• _What to produce_:
Copy every line of the data that contains the string "Comsenz".

○ ○ ○

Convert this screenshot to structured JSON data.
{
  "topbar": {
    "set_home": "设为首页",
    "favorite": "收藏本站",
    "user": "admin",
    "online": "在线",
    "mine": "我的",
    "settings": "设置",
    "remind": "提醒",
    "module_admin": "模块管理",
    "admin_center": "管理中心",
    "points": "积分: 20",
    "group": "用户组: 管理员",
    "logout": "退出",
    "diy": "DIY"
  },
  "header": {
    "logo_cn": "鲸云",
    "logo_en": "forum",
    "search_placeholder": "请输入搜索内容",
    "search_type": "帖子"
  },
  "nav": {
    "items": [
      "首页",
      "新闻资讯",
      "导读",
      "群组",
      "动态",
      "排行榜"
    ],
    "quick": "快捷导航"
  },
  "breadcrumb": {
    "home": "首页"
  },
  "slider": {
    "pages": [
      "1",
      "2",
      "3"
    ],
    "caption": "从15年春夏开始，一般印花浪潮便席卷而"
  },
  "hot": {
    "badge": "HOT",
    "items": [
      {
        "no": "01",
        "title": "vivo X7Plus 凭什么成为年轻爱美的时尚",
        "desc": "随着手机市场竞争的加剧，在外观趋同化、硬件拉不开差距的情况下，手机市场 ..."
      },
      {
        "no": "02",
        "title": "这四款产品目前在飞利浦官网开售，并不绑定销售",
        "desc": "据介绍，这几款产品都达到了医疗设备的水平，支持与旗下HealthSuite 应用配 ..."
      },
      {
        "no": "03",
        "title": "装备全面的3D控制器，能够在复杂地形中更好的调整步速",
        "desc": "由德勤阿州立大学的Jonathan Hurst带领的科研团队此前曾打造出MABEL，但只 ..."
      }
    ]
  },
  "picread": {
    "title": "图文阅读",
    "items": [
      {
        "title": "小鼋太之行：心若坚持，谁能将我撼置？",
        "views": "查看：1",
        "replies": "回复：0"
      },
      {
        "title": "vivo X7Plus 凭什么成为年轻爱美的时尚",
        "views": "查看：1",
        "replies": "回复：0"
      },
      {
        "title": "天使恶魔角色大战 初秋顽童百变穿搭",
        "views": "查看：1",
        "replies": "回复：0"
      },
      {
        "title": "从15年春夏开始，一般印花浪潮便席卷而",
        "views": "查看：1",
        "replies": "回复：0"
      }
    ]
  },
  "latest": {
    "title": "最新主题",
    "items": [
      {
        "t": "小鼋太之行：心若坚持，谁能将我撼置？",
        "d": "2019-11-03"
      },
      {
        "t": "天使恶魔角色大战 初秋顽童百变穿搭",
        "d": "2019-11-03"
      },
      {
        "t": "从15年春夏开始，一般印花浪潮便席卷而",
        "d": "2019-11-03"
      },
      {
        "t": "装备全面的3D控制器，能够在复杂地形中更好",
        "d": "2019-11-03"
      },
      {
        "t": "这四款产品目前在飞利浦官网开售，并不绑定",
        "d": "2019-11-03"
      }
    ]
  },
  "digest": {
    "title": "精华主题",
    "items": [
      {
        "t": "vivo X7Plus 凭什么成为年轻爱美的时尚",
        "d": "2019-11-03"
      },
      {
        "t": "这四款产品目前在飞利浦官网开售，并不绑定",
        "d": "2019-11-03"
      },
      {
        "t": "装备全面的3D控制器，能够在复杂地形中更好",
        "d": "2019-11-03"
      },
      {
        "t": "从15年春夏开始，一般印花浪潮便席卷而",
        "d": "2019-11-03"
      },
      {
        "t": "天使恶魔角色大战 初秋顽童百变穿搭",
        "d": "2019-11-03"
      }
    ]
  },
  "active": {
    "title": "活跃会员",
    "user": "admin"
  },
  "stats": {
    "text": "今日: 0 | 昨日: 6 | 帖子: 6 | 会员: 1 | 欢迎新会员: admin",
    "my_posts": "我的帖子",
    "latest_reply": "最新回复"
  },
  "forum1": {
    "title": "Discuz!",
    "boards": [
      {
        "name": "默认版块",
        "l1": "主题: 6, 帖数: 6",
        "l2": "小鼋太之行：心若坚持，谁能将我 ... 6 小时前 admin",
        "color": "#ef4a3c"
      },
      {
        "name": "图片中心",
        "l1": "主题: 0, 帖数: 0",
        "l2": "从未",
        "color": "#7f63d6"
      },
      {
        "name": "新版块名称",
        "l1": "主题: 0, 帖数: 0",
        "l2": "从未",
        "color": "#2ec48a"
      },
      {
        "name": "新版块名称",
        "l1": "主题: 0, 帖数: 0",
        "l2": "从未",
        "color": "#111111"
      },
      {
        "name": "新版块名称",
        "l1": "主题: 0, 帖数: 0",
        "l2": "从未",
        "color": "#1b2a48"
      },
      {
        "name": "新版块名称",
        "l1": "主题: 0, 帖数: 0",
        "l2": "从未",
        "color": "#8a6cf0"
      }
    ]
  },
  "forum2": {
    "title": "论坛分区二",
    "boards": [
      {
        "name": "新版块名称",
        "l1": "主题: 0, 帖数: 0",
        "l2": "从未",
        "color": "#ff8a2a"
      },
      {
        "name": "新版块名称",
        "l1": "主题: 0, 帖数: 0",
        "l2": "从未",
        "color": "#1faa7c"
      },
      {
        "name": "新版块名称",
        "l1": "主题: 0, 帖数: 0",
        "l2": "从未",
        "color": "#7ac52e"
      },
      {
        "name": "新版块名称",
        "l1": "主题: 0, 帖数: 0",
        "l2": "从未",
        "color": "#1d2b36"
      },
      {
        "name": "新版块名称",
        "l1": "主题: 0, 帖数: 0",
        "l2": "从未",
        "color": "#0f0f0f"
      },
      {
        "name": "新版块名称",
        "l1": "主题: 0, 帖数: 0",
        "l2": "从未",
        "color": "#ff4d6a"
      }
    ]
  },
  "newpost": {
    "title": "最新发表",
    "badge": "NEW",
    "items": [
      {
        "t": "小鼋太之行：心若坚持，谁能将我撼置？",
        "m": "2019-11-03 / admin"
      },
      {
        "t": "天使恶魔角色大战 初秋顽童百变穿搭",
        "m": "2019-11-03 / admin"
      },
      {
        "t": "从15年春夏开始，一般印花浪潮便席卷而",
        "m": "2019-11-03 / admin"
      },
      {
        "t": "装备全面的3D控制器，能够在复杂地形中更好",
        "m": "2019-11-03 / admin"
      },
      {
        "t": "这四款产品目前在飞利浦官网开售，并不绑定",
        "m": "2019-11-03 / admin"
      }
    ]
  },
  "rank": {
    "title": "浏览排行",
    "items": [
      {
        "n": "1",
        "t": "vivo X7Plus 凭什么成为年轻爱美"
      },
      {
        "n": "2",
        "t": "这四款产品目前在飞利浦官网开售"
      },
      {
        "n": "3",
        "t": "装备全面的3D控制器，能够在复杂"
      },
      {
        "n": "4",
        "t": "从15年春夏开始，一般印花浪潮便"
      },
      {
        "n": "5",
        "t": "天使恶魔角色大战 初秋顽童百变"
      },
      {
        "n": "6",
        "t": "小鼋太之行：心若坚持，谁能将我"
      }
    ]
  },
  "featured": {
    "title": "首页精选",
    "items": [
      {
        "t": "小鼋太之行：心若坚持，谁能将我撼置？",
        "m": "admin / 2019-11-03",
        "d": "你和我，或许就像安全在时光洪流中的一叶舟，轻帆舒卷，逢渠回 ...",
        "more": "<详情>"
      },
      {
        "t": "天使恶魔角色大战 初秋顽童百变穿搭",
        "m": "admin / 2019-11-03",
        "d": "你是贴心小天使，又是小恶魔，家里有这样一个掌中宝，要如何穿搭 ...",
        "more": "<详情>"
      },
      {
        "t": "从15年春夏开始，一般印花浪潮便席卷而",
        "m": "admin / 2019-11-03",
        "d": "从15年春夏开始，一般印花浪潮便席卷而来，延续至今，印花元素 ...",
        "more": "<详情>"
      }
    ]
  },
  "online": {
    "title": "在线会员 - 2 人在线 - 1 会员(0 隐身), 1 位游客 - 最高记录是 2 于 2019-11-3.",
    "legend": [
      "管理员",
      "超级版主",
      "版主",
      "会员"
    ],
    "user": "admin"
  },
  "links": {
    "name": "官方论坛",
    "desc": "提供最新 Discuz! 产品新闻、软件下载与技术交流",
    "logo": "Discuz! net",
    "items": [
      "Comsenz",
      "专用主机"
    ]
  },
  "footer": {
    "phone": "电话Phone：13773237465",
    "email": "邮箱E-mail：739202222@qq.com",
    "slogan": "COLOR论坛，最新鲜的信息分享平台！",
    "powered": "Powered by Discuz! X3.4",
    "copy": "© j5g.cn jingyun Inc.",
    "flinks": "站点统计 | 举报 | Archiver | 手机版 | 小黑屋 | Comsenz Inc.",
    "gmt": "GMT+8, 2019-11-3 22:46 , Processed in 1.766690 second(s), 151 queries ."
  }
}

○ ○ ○

• _Your solution_:
      "Comsenz",
    "flinks": "站点统计 | 举报 | Archiver | 手机版 | 小黑屋 | Comsenz Inc.",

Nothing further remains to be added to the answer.